What to work on: How many lines in the listing below hold the word "JSON"? Answer with the number only.

****************************************

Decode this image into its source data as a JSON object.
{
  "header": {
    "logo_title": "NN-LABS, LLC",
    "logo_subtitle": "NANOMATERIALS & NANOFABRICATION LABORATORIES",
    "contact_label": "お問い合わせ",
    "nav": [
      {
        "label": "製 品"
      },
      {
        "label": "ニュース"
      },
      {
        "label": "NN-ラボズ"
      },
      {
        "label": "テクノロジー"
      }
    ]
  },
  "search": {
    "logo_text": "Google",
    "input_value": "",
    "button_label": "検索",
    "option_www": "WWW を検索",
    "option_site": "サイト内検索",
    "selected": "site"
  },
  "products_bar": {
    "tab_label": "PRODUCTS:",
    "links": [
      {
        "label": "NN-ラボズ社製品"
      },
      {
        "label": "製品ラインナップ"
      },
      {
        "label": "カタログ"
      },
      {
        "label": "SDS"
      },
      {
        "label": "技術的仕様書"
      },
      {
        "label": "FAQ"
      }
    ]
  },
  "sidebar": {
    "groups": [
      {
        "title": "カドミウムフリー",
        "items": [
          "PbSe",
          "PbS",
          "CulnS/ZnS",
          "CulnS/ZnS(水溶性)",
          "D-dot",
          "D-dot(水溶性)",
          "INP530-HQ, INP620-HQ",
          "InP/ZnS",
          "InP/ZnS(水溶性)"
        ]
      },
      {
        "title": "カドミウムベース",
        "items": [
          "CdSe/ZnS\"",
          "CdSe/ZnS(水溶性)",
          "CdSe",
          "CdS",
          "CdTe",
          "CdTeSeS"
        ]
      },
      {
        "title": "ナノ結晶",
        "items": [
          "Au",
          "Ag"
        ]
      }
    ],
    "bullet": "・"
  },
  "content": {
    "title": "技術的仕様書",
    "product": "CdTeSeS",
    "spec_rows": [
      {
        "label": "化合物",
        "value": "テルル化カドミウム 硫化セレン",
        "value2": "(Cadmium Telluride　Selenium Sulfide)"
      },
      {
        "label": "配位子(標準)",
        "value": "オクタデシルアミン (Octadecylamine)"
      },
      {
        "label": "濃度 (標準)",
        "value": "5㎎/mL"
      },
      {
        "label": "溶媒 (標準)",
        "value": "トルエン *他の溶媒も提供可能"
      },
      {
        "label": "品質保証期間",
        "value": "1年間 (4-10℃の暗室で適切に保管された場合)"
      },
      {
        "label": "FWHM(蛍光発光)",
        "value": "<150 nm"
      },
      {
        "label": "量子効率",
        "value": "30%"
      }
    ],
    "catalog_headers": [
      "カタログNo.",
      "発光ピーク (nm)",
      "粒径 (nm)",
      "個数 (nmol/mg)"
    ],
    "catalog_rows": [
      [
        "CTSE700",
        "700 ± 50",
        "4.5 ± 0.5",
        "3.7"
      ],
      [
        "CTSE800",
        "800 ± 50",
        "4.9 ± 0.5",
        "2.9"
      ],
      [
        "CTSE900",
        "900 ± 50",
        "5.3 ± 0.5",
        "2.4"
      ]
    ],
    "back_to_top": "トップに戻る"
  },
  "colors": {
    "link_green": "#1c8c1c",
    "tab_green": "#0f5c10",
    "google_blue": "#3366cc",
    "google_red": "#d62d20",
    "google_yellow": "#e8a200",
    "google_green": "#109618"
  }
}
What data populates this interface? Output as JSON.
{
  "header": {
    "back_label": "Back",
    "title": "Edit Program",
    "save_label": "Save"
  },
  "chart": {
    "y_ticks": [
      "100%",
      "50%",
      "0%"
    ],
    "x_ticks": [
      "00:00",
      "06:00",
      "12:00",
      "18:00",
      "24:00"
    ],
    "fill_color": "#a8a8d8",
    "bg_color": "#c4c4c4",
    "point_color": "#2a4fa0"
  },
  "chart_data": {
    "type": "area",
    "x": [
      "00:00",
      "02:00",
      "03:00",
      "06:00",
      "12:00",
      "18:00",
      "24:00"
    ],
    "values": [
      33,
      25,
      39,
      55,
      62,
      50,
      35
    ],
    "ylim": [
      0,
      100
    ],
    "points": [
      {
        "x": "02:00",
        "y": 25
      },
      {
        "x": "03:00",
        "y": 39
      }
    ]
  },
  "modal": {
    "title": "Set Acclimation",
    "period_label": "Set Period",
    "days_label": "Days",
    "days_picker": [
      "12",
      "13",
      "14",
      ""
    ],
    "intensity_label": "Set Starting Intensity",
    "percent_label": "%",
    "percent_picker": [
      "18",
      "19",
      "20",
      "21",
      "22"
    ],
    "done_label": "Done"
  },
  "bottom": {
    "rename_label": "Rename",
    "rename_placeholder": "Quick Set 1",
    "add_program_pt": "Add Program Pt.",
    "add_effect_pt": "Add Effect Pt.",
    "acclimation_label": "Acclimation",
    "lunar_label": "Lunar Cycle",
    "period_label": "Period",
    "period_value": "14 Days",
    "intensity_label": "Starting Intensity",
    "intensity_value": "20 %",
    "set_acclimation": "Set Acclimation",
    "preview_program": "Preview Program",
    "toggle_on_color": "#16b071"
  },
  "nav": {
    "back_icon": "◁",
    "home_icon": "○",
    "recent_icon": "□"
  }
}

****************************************

Answer space: 2